A dusty carved box containing two locks of hair and a century-old letter regarding property in Switzerland, and a burning desire to learn about her biological family lead nurse-midwife Lexie Jaeger from her home in Oregon to the heart of Pennsylvania Amish country. There she meets Marta Bayer, a mysterious lay-midwife who desperately needs help after an Amish client and her baby die.
Lexie steps in to assume Marta’s patient load even as she continues the search for her birth family, and from her patients she learns the true meaning of the Pennsylvania Dutch word demut, which means “to let be” as she changes from a woman who wants to control everything to a woman who depends on God.

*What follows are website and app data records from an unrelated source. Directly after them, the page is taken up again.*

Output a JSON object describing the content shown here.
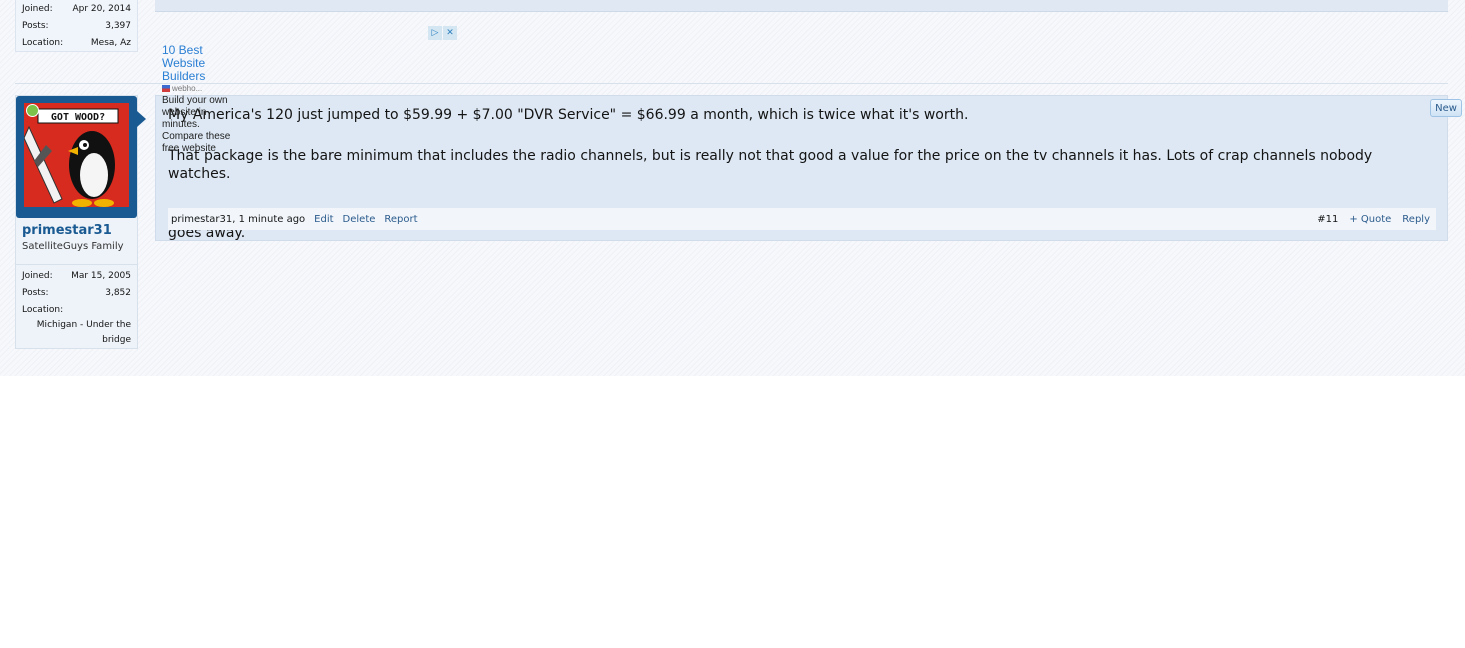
{
  "previous_post": {
    "joined_label": "Joined:",
    "joined_value": "Apr 20, 2014",
    "posts_label": "Posts:",
    "posts_value": "3,397",
    "location_label": "Location:",
    "location_value": "Mesa, Az"
  },
  "ad": {
    "adchoices_icon": "adchoices-icon",
    "close_icon": "close-icon",
    "title": "10 Best Website Builders",
    "source": "webho...",
    "description": "Build your own website in minutes. Compare these free website"
  },
  "post": {
    "username": "primestar31",
    "user_title": "SatelliteGuys Family",
    "joined_label": "Joined:",
    "joined_value": "Mar 15, 2005",
    "posts_label": "Posts:",
    "posts_value": "3,852",
    "location_label": "Location:",
    "location_value": "Michigan - Under the bridge",
    "avatar_text": "GOT WOOD?",
    "paragraphs": [
      "My America's 120 just jumped to $59.99 + $7.00 \"DVR Service\" = $66.99 a month, which is twice what it's worth.",
      "That package is the bare minimum that includes the radio channels, but is really not that good a value for the price on the tv channels it has. Lots of crap channels nobody watches.",
      "My next move will be a Tivo Roamio, running OTA channels, and some streaming, and including FTA satellite. I plan on installing better outside tv antennas as soon as the snow goes away."
    ],
    "meta": "primestar31, 1 minute ago",
    "edit_label": "Edit",
    "delete_label": "Delete",
    "report_label": "Report",
    "post_number": "#11",
    "quote_label": "+ Quote",
    "reply_label": "Reply",
    "new_badge": "New"
  },
  "colors": {
    "username": "#1a5a92",
    "message_bg": "#dde8f4",
    "avatar_bg": "#d82b1f",
    "online": "#7dc34a"
  }
}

A compelling story about a search for identity and the ability to trust that God securely holds our whole life—past, present, and future.
Alexandra “Lexie” is a nursing mid-wife in Oregon when she gets the dreaded phonecall at work. Her father, who has cancer, doesn’t have long for this world. She takes a leave of absence and rushes to his side. On his death bed, he tells her about a box in the closet for her, one he never opened but one that might bring her closer to finding her birth parents. After his death, she looks into the box that has a letter about property in Switzerland, 2 swatches of hair and not much else. Her dear friend Sophie makes some enquiries, and finds that a mid-wife in Pennsylvania needs some help and it might do Lexie good to take a break and to also look for her birth parents.

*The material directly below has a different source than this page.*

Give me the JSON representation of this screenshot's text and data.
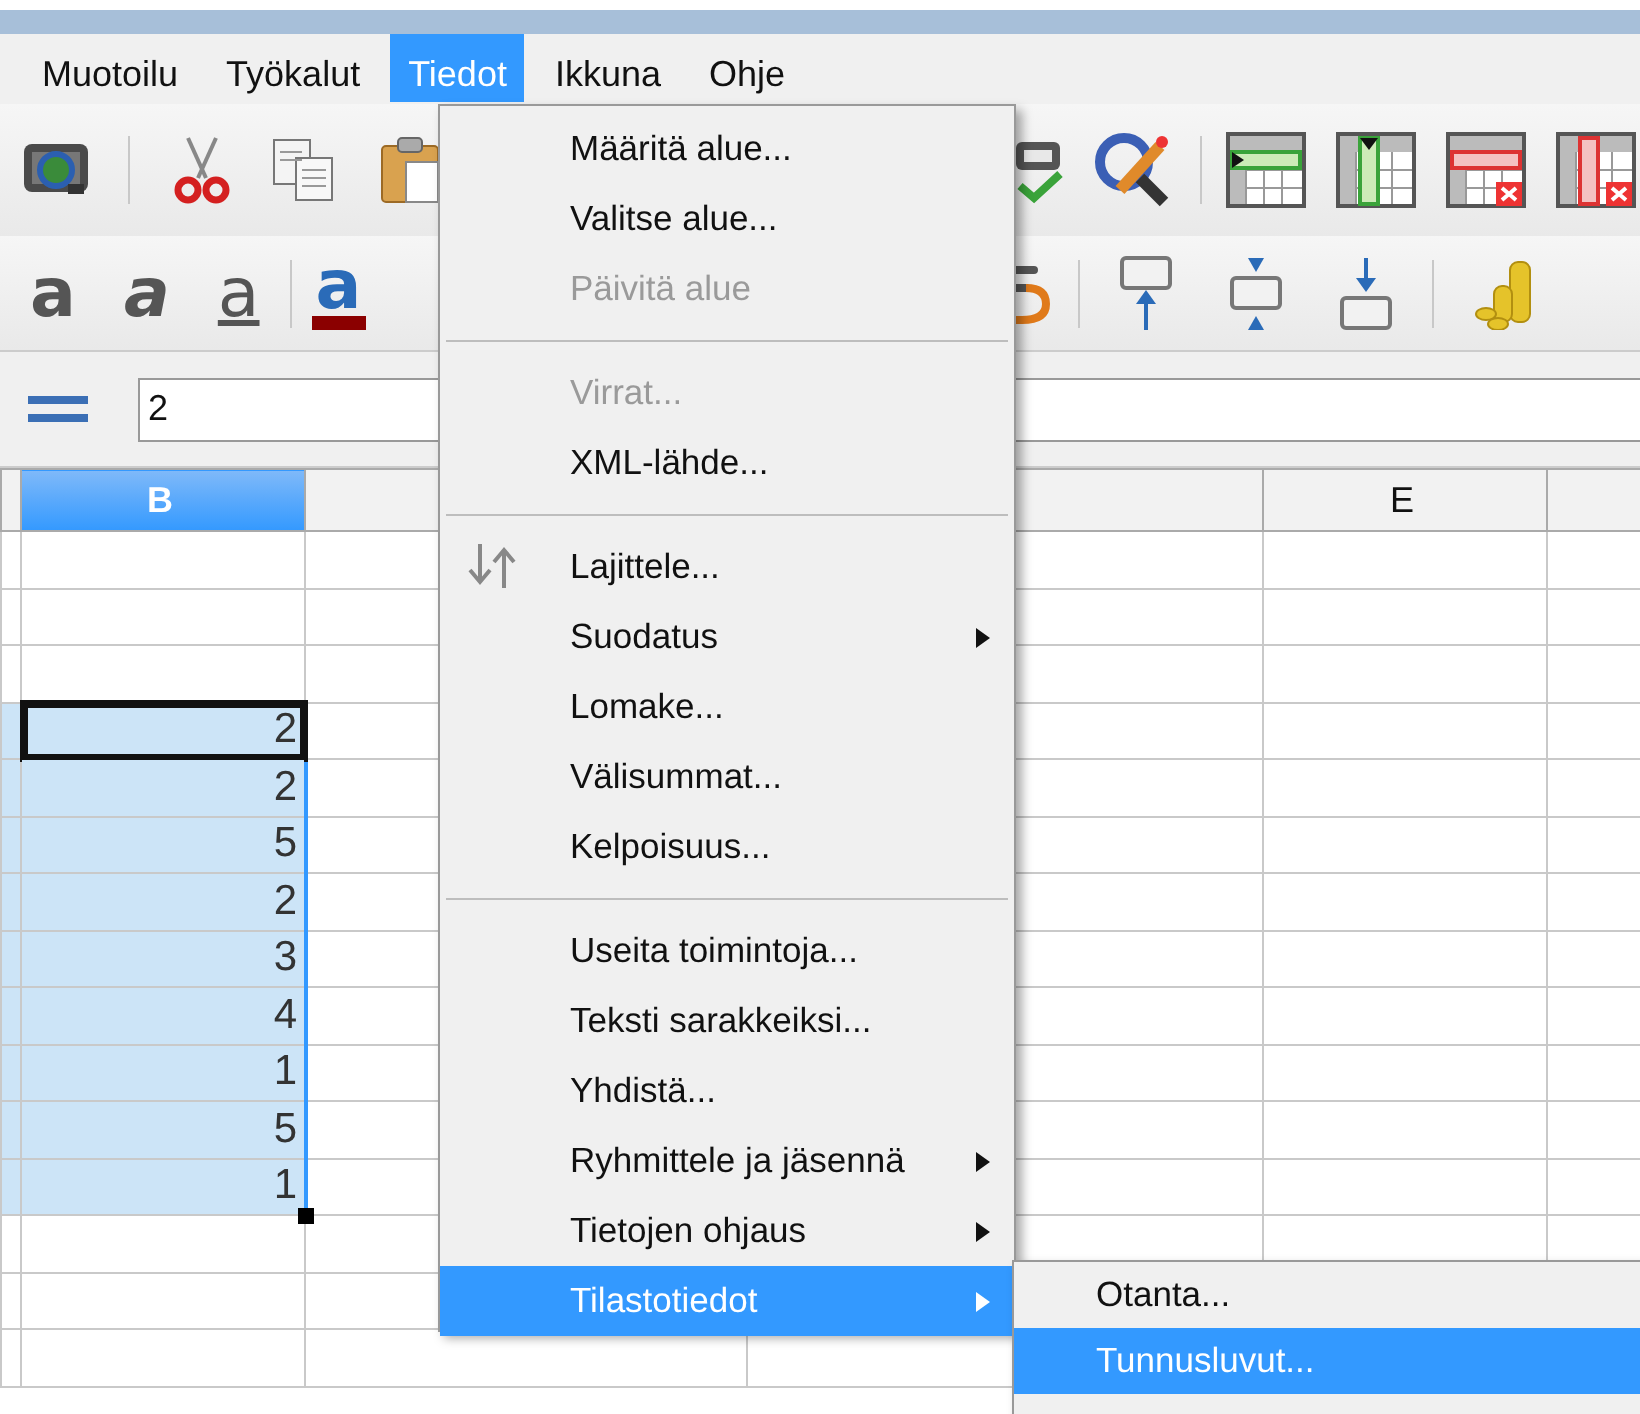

When she arrives at Marta’s house, against Marta’s wishes, things go awry. No one wants to give her information about her birth, and no one wants her help. Marta is going through some legal battles at the moment and when pushes against the wall, realizes she needs Lexie’s help with her Amish patients and the babies soon to come.
Along the way, Lexie meets a doctor who she starts having meals with, even though she left her fiancé James back in Oregon, telling him they were on a break. She also pokes her nose into everyone’s business to get the information she is seeking. She won’t take no for an answer, even though the Amish prefer to leave the past in the past and not discuss it.

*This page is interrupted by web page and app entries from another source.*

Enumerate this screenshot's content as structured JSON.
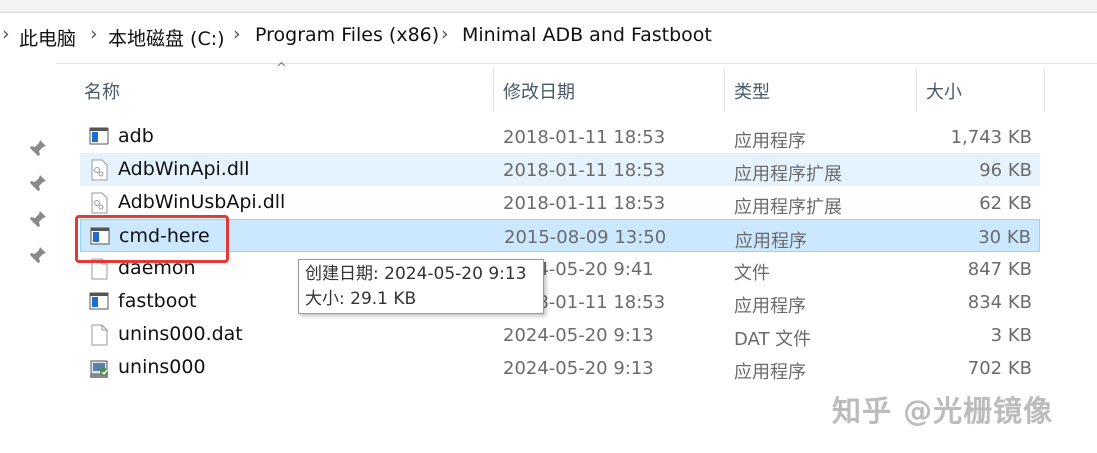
{
  "breadcrumb": {
    "items": [
      "此电脑",
      "本地磁盘 (C:)",
      "Program Files (x86)",
      "Minimal ADB and Fastboot"
    ],
    "separator": "›"
  },
  "columns": {
    "name": "名称",
    "date": "修改日期",
    "type": "类型",
    "size": "大小",
    "sort_indicator": "^"
  },
  "files": [
    {
      "name": "adb",
      "date": "2018-01-11 18:53",
      "type": "应用程序",
      "size": "1,743 KB",
      "icon": "exe-icon"
    },
    {
      "name": "AdbWinApi.dll",
      "date": "2018-01-11 18:53",
      "type": "应用程序扩展",
      "size": "96 KB",
      "icon": "dll-icon"
    },
    {
      "name": "AdbWinUsbApi.dll",
      "date": "2018-01-11 18:53",
      "type": "应用程序扩展",
      "size": "62 KB",
      "icon": "dll-icon"
    },
    {
      "name": "cmd-here",
      "date": "2015-08-09 13:50",
      "type": "应用程序",
      "size": "30 KB",
      "icon": "exe-icon"
    },
    {
      "name": "daemon",
      "date": "2024-05-20 9:41",
      "type": "文件",
      "size": "847 KB",
      "icon": "file-icon"
    },
    {
      "name": "fastboot",
      "date": "2018-01-11 18:53",
      "type": "应用程序",
      "size": "834 KB",
      "icon": "exe-icon"
    },
    {
      "name": "unins000.dat",
      "date": "2024-05-20 9:13",
      "type": "DAT 文件",
      "size": "3 KB",
      "icon": "file-icon"
    },
    {
      "name": "unins000",
      "date": "2024-05-20 9:13",
      "type": "应用程序",
      "size": "702 KB",
      "icon": "installer-icon"
    }
  ],
  "tooltip": {
    "line1": "创建日期: 2024-05-20 9:13",
    "line2": "大小: 29.1 KB"
  },
  "watermark": "知乎 @光栅镜像",
  "colors": {
    "selection": "#cce8ff",
    "hover": "#e5f3ff",
    "annotation": "#e53935"
  }
}
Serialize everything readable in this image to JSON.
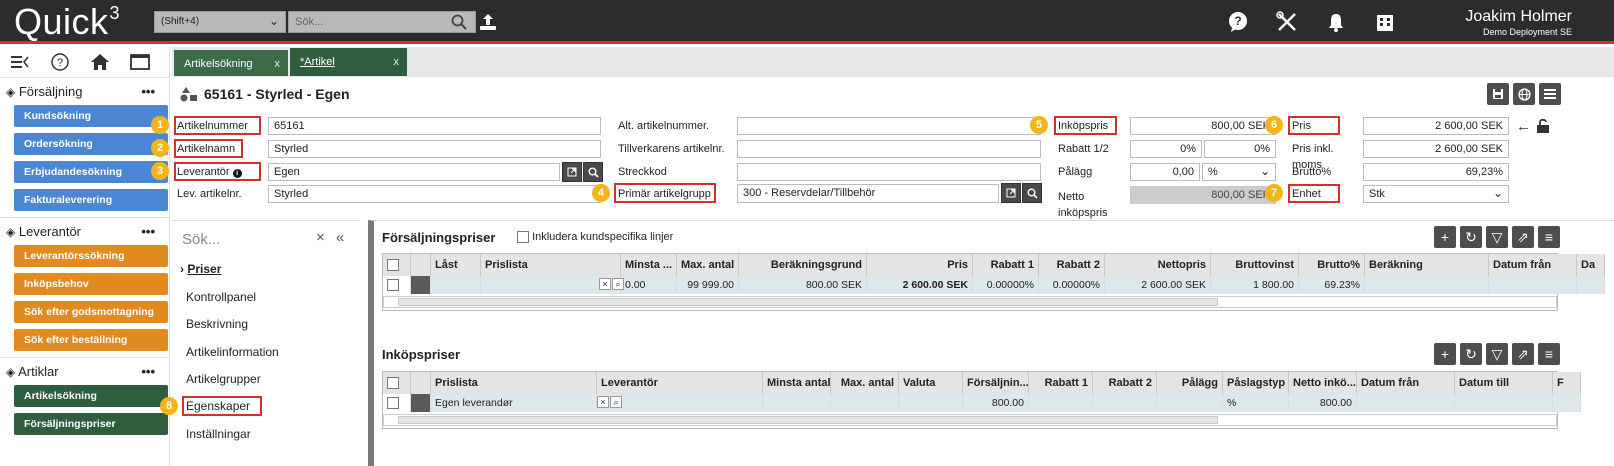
{
  "app": {
    "logo": "Quick",
    "logo_sup": "3",
    "shortcut": "(Shift+4)",
    "search_placeholder": "Sök..."
  },
  "user": {
    "name": "Joakim Holmer",
    "deployment": "Demo Deployment SE"
  },
  "sidebar": {
    "sections": [
      {
        "title": "Försäljning",
        "items": [
          "Kundsökning",
          "Ordersökning",
          "Erbjudandesökning",
          "Fakturaleverering"
        ]
      },
      {
        "title": "Leverantör",
        "items": [
          "Leverantörssökning",
          "Inköpsbehov",
          "Sök efter godsmottagning",
          "Sök efter beställning"
        ]
      },
      {
        "title": "Artiklar",
        "items": [
          "Artikelsökning",
          "Försäljningspriser"
        ]
      }
    ],
    "more": "•••"
  },
  "tabs": [
    {
      "label": "Artikelsökning",
      "close": "x"
    },
    {
      "label": "*Artikel",
      "close": "x"
    }
  ],
  "article": {
    "title": "65161 - Styrled - Egen",
    "labels": {
      "artnr": "Artikelnummer",
      "artnamn": "Artikelnamn",
      "lev": "Leverantör",
      "levart": "Lev. artikelnr.",
      "altart": "Alt. artikelnummer.",
      "tillv": "Tillverkarens artikelnr.",
      "streck": "Streckkod",
      "primar": "Primär artikelgrupp",
      "inkop": "Inköpspris",
      "rabatt": "Rabatt 1/2",
      "palagg": "Pålägg",
      "netto": "Netto inköpspris",
      "pris": "Pris",
      "prisinkl": "Pris inkl. moms",
      "brutto": "Brutto%",
      "enhet": "Enhet"
    },
    "values": {
      "artnr": "65161",
      "artnamn": "Styrled",
      "lev": "Egen",
      "levart": "Styrled",
      "altart": "",
      "tillv": "",
      "streck": "",
      "primar": "300 - Reservdelar/Tillbehör",
      "inkop": "800,00  SEK",
      "rabatt1": "0%",
      "rabatt2": "0%",
      "palagg": "0,00",
      "palagg_unit": "%",
      "netto": "800,00  SEK",
      "pris": "2 600,00  SEK",
      "prisinkl": "2 600,00  SEK",
      "brutto": "69,23%",
      "enhet": "Stk"
    },
    "badges": [
      "1",
      "2",
      "3",
      "4",
      "5",
      "6",
      "7",
      "8"
    ]
  },
  "nav": {
    "search_placeholder": "Sök...",
    "items": [
      "Priser",
      "Kontrollpanel",
      "Beskrivning",
      "Artikelinformation",
      "Artikelgrupper",
      "Egenskaper",
      "Inställningar"
    ]
  },
  "sales_prices": {
    "title": "Försäljningspriser",
    "include_label": "Inkludera kundspecifika linjer",
    "columns": [
      "Låst",
      "Prislista",
      "Minsta ...",
      "Max. antal",
      "Beräkningsgrund",
      "Pris",
      "Rabatt 1",
      "Rabatt 2",
      "Nettopris",
      "Bruttovinst",
      "Brutto%",
      "Beräkning",
      "Datum från",
      "Da"
    ],
    "row": [
      "",
      "",
      "0.00",
      "99 999.00",
      "800.00 SEK",
      "2 600.00 SEK",
      "0.00000%",
      "0.00000%",
      "2 600.00 SEK",
      "1 800.00",
      "69.23%",
      "",
      "",
      ""
    ]
  },
  "purchase_prices": {
    "title": "Inköpspriser",
    "columns": [
      "Prislista",
      "Leverantör",
      "Minsta antal",
      "Max. antal",
      "Valuta",
      "Försäljnin...",
      "Rabatt 1",
      "Rabatt 2",
      "Pålägg",
      "Påslagstyp",
      "Netto inkö...",
      "Datum från",
      "Datum till",
      "F"
    ],
    "row": [
      "Egen leverandør",
      "",
      "",
      "",
      "",
      "800.00",
      "",
      "",
      "",
      "%",
      "800.00",
      "",
      "",
      ""
    ]
  }
}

Things eventually come to a head, with the help of someone close to Lexie and all is revealed. However, it isn’t quite what Lexie was looking for. She needs to look to God for the peace and comfort of the answers she is given. I liked most of the characters in this novel, and I found it interesting to see how different Amish settlements lived. I did not care for Lexie. While I felt for her plight, she didn’t care if she hurt people in her path to her goals. She was actually a pretty flat character except when she was angry. Then she became a full dimensional person who had some life and fire in her.
I look forward to reading the next installment in the Lancaster series. I thought the settings were great and would love to delve into some of the secondary characters’ lives. I just hope Lexie is better behaved if she makes any cameo appearances. All in all, a great story if you love reading about the Amish, prefer your fiction clean and a mystery that keeps you turning the pages long into the night.
*I received a copy of this book in exchange for an honest review. Wendy